▸ **WHAT YOU SHOULD DO**
Pull every line with "name" from the data below and copy it.

****

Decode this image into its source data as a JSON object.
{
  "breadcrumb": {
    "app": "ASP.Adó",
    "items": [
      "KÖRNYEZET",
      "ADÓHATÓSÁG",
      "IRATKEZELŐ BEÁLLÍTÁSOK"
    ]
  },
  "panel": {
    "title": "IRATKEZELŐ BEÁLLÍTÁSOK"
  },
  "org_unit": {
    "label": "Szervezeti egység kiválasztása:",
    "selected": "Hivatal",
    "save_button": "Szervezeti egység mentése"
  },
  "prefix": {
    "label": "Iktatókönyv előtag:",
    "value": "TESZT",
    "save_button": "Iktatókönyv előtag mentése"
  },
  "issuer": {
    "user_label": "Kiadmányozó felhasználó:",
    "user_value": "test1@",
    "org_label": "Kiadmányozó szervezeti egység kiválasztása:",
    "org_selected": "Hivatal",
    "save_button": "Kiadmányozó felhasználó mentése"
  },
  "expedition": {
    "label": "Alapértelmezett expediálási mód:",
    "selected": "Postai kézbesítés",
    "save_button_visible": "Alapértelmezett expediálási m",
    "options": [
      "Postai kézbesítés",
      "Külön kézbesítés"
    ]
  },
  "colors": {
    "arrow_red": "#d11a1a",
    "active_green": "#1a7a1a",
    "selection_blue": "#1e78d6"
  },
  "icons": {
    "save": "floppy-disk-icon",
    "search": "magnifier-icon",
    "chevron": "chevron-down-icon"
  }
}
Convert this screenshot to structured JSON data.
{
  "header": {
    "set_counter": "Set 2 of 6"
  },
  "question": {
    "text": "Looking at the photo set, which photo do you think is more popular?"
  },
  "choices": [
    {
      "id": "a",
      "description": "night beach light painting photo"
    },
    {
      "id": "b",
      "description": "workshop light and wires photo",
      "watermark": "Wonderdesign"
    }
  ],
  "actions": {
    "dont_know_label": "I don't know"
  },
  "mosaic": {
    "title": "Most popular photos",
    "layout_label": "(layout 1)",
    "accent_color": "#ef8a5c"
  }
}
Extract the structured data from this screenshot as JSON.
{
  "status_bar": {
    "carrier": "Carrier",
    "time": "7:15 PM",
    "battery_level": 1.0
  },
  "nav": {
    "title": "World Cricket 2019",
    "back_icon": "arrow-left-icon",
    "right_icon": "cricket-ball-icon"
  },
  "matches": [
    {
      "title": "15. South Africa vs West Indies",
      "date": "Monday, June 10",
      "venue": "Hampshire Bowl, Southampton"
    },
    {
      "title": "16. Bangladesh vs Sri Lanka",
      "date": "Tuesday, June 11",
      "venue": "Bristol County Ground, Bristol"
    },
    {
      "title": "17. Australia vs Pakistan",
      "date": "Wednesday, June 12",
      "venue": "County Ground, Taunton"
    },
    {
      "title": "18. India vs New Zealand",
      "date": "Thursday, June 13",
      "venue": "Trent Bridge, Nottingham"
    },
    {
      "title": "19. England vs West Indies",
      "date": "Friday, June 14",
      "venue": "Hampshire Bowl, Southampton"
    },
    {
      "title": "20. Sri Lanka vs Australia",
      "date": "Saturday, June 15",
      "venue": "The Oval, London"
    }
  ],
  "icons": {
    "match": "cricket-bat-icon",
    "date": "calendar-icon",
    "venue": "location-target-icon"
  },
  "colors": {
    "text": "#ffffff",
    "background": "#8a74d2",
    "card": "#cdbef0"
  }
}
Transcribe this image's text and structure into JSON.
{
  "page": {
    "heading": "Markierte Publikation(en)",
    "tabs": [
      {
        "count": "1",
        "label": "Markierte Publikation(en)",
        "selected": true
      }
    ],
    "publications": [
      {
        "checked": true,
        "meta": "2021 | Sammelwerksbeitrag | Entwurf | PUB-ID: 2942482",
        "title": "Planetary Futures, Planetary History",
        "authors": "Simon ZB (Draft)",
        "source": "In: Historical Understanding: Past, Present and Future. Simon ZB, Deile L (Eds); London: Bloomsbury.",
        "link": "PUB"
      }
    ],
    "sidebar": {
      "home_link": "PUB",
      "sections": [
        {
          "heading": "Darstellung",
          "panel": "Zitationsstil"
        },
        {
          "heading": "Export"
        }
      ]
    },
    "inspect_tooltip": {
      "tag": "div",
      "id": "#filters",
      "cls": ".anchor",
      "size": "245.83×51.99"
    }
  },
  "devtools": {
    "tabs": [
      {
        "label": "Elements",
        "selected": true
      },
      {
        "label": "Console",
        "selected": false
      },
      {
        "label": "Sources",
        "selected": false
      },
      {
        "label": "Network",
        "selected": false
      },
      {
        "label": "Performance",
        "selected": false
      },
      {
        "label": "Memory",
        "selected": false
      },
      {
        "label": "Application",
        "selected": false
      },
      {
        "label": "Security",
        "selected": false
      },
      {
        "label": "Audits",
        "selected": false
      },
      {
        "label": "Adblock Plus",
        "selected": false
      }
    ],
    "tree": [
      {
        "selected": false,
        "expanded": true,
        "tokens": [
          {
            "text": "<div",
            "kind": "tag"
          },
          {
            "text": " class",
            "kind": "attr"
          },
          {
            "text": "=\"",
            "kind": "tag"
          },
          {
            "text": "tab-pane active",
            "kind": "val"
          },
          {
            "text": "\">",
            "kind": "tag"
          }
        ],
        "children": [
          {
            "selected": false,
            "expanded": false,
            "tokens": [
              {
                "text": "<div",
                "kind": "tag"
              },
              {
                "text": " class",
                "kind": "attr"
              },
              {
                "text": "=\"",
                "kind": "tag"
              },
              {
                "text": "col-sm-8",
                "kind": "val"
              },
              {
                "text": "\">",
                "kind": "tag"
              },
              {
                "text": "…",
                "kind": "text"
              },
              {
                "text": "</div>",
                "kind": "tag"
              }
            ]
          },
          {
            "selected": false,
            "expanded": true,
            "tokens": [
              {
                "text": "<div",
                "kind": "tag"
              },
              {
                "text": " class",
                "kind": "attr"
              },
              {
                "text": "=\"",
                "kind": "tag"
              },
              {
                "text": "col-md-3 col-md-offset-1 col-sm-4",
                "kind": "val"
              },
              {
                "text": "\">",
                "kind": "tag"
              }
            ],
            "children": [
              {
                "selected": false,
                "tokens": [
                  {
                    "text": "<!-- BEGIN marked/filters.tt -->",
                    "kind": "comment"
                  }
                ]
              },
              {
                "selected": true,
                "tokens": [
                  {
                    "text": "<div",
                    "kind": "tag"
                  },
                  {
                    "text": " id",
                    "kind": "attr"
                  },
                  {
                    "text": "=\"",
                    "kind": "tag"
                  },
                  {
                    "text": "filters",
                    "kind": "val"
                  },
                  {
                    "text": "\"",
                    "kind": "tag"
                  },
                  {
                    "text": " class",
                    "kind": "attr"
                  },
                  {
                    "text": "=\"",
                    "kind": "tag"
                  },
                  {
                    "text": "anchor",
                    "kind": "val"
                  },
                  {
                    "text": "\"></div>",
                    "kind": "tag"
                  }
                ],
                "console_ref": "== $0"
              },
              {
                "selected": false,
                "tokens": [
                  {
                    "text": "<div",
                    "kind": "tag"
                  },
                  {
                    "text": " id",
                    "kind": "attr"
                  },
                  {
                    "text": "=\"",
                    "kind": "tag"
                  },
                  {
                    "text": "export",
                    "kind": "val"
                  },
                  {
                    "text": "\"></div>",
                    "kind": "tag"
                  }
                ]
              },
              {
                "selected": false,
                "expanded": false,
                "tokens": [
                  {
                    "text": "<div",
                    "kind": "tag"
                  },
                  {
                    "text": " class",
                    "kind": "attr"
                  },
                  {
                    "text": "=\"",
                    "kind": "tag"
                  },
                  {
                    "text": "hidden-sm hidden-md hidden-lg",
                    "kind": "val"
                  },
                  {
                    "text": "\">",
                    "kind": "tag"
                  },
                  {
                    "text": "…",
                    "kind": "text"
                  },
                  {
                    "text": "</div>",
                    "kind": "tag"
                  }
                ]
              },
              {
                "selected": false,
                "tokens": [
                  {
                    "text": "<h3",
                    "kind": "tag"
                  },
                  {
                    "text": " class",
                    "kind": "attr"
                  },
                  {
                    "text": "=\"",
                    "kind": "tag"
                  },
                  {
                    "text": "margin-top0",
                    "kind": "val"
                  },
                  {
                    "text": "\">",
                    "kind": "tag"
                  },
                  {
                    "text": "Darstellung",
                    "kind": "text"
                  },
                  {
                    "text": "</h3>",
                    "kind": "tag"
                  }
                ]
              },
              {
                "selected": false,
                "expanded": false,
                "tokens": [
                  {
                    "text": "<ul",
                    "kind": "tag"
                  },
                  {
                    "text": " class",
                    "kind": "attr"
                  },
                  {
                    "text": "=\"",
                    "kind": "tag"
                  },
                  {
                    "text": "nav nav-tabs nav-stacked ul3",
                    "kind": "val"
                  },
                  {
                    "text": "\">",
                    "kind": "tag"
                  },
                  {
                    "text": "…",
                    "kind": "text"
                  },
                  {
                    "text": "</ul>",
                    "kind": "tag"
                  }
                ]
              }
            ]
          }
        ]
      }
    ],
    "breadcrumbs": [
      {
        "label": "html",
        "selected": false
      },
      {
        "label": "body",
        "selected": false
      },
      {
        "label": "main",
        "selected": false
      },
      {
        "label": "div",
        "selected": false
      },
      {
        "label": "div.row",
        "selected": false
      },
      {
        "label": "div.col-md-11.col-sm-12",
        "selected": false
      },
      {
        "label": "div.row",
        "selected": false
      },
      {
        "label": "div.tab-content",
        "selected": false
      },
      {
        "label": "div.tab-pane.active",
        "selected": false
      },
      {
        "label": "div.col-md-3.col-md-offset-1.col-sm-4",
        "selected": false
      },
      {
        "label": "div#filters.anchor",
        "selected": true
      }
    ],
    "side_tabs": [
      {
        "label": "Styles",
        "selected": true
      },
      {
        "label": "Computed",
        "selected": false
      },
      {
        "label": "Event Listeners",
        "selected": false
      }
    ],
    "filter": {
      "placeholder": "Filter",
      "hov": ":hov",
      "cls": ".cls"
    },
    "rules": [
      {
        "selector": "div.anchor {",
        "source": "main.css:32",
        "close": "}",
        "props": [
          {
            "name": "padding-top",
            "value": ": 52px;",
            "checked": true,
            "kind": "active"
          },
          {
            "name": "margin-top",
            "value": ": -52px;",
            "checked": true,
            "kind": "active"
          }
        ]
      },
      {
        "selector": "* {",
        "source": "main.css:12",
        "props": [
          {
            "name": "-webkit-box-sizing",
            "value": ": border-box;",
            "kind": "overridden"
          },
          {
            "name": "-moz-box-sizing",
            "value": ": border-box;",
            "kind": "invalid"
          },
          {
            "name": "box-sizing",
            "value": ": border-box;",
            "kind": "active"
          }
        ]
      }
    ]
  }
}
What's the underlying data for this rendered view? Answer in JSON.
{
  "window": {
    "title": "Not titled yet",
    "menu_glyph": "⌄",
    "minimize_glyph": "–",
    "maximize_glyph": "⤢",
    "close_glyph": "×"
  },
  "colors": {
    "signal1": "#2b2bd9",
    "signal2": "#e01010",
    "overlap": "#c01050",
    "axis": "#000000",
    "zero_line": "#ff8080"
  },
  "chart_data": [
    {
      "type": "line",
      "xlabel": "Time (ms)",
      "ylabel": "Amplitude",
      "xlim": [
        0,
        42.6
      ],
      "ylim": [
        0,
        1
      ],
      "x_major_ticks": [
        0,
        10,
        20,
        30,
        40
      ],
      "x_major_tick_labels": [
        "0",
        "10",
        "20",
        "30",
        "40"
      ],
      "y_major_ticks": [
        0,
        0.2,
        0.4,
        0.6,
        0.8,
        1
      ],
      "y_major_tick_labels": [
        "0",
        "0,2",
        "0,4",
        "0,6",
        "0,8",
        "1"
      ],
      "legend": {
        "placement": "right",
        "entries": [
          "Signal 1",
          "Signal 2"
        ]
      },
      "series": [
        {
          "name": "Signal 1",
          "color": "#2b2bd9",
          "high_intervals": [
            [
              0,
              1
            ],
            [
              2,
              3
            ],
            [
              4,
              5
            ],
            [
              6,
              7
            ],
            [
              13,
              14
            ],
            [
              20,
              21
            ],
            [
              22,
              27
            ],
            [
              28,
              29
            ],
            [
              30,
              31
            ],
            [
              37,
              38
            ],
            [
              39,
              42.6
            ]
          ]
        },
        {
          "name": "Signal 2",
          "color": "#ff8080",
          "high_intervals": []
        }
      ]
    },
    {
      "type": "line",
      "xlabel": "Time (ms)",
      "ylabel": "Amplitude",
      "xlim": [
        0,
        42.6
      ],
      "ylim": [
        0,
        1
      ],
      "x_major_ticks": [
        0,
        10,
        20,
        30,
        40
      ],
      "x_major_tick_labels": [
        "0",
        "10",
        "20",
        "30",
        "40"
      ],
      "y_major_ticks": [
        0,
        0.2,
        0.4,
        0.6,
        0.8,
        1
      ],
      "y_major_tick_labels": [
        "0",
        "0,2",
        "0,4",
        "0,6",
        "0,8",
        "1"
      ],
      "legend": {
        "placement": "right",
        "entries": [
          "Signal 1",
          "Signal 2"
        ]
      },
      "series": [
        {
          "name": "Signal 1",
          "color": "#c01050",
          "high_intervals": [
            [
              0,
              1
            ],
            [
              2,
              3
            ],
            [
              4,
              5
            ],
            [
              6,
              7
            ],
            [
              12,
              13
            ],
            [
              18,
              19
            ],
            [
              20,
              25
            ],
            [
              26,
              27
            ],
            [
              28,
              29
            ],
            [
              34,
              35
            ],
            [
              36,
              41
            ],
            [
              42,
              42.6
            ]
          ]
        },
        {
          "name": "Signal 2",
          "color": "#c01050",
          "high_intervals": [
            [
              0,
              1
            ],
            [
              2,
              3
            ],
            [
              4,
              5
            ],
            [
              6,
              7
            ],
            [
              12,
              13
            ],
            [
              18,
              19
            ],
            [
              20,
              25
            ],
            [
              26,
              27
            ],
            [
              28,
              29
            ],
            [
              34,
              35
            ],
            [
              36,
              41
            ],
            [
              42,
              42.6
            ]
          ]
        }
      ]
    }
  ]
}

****

▸ **EXPECTED ANSWER**
            "name": "padding-top",
            "name": "margin-top",
            "name": "-webkit-box-sizing",
            "name": "-moz-box-sizing",
            "name": "box-sizing",
          "name": "Signal 1",
          "name": "Signal 2",
          "name": "Signal 1",
          "name": "Signal 2",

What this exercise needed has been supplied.